A limited agency agreement is an agreement in which one party (the principal) grants another party (the agent) the authority to perform particular legal acts on his behalf — such as signing a contract or making medical decisions. Limited agency agreements must be drafted carefully, so that the agent may not overstep the principal's authority without consequences.
It is possible to draft a general agency agreement, in which the principal grants the agent the power to perform any legal act that the principal is entitled to perform. A limited agency agreement, by contrast, transfers only those legal powers that are specifically authorized by the agreement. A limited agency agreement may be durable (effective until revoked by the principal), temporary (drafted to expire on a particular date or event) or springing (drafted to go into effect on a certain date or in response to particular event).

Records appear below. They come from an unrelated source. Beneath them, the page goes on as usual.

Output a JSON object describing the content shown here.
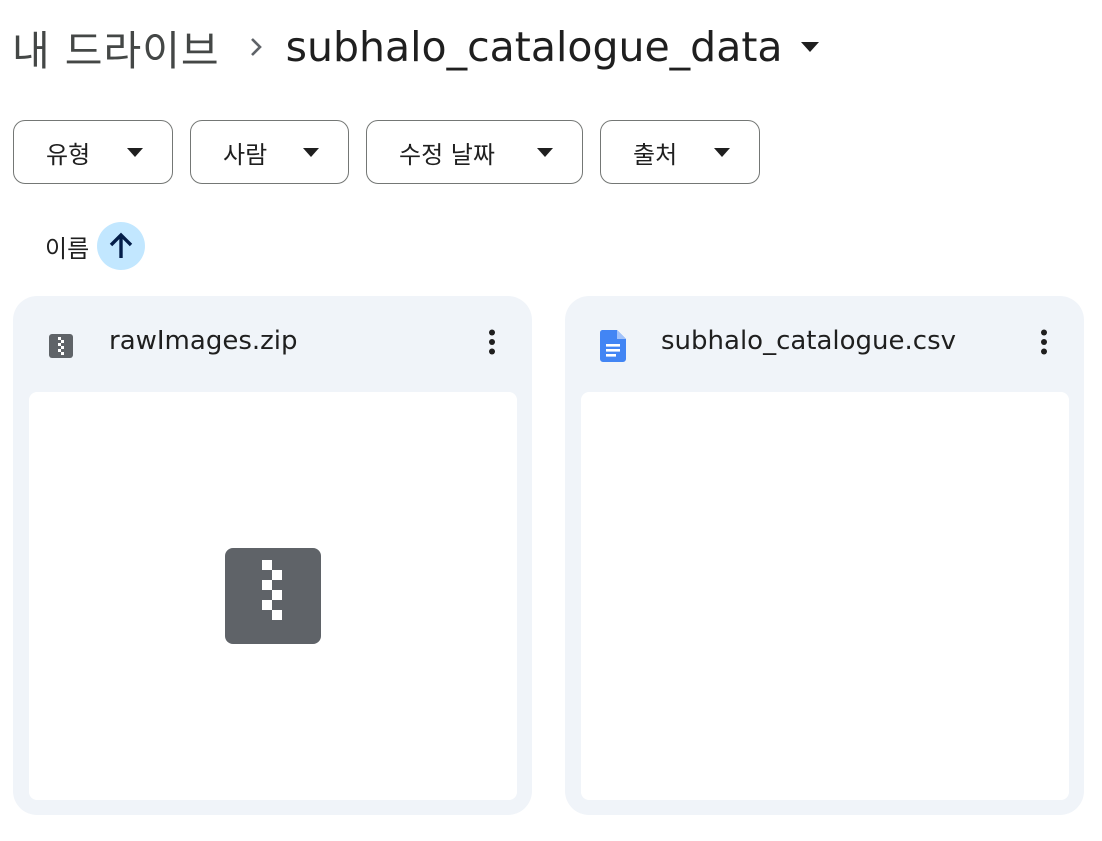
{
  "breadcrumb": {
    "root_label": "내 드라이브",
    "separator_icon": "chevron-right-icon",
    "current_folder": "subhalo_catalogue_data",
    "dropdown_icon": "arrow-drop-down-icon"
  },
  "filters": [
    {
      "label": "유형",
      "icon": "arrow-drop-down-icon"
    },
    {
      "label": "사람",
      "icon": "arrow-drop-down-icon"
    },
    {
      "label": "수정 날짜",
      "icon": "arrow-drop-down-icon"
    },
    {
      "label": "출처",
      "icon": "arrow-drop-down-icon"
    }
  ],
  "sort": {
    "label": "이름",
    "direction_icon": "arrow-upward-icon"
  },
  "files": [
    {
      "name": "rawImages.zip",
      "type_icon": "zip-file-icon",
      "menu_icon": "more-vert-icon",
      "thumbnail_icon": "zip-file-icon"
    },
    {
      "name": "subhalo_catalogue.csv",
      "type_icon": "google-docs-icon",
      "menu_icon": "more-vert-icon"
    }
  ],
  "colors": {
    "sort_button_bg": "#c2e7ff",
    "sort_arrow": "#041e49",
    "card_bg": "#f0f4f9",
    "zip_icon": "#5f6368",
    "docs_icon": "#4285f4"
  }
}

The legal powers granted to the agent should be carefully worded. If they are drafted too broadly, the agent may be authorized to perform acts the principal never intended. If they are drafted too narrowly, the agent may lack the authority to carry out the principal's purpose. If the principal's purpose is to have the agent sell his car while he is posted overseas, for example, the agent must have the authority to sign the purchase contract and the title transfer application. On the other hand, the authority to "sell my car" might be too broad and ambiguous if the principal owns more than one car.
The way the duration of the agent's authority is expressed depends on the purpose of the agency. If no duration is stated, the laws of most states treat the agent's authority as permanent unless later revoked by the principal in writing. The duration may be defined circumstantially — in the above example, the agent's authority may expire as soon as the car is sold or the principal returns from overseas, whichever occurs first. No matter how the agreement is drafted, the principal may always revoke in writing as long as he is mentally competent and able to communicate.
Under the legal doctrine of apparent authority, an agent whose authority has expired or has been revoked can still bind the principal to a third party, as long as the third reasonably believed the agent's authority was valid. For example, if the agent negotiates the sale of the principal's car and shows the buyer a signed copy of the limited agency agreement, the agent's signature on the purchase contract will bind the principal to the transaction even if the principal had already revoked the agent's authority by the time the contract was signed, as long as the buyer didn't know about the revocation and had no reason to know about it.